Virtual reality drives home crash consequences
Virtual reality goggles are being used to help educate young drivers about road safety.

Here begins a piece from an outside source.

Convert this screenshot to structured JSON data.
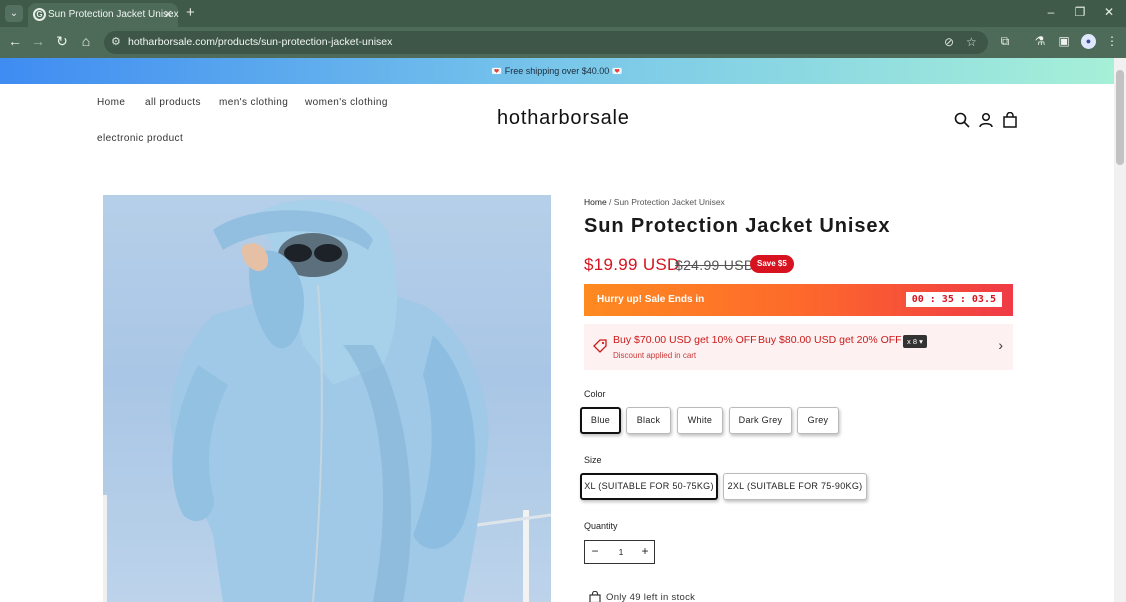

Virtual reality goggles are being used to help educate young drivers about road safety. They take the user through a 360-degree simulated car crash experience, highlighting the results of being distracted at the wheel while using a mobile phone. More than a dozen of the Samsung Gear VR goggles are being introduced in partnership with Norfolk Fire and Rescue Service (NFRS). The headsets were piloted at the recent Royal Norfolk Show as part of police and crime commissioner Lorne Greens #Impact initiative. I take very seriously the commitment I have made to do all I can to prevent young people from being seriously injured or killed on our roads, said Mr Green. #Impact has toured schools the length and breadth of the county, educating over 2,000 students to date about the dangers of the fatal four drink and drug-driving, not wearing a seatbelt, using a mobile phone or excess speeding. It is crucial, however, we come up with innovative ideas in which to engage with young people. While a difficult watch, we hope the trial of the headsets and accompanying film will help young drivers think twice about driving inappropriately when they get behind the wheel. The film and VR sets are already used by Leicestershire Fire Service and the Sussex Safer Roads Partnership. Chief Inspector Kris Barnard, head of Norfolk Constabularys roads policing unit, said: This is an excellent initiative, which shows drivers the consequences of not giving the road the full attention it deserves. Garry Collins, head of prevention and protection at NFRS, added: The goggles will give young people the opportunity to experience a crash simulation in a safe and secure environment. We hope the trial will help promote a better understanding of crash consequences for both drivers and passengers using Norfolks roads and in some cases, lead to positive changes in behaviour. The #Impact campaign was launched in November 2016 in a bid to highlight the issue of road safety among young people. The initiative continues to be spearheaded by Thomas Semmons, 19, who speaks to students about his personal experience after being seriously injured after losing control of his car in bad weather in Norfolk last summer. The car he was driving forms an important part of the #Impact campaign as it tours schools and colleges in the county.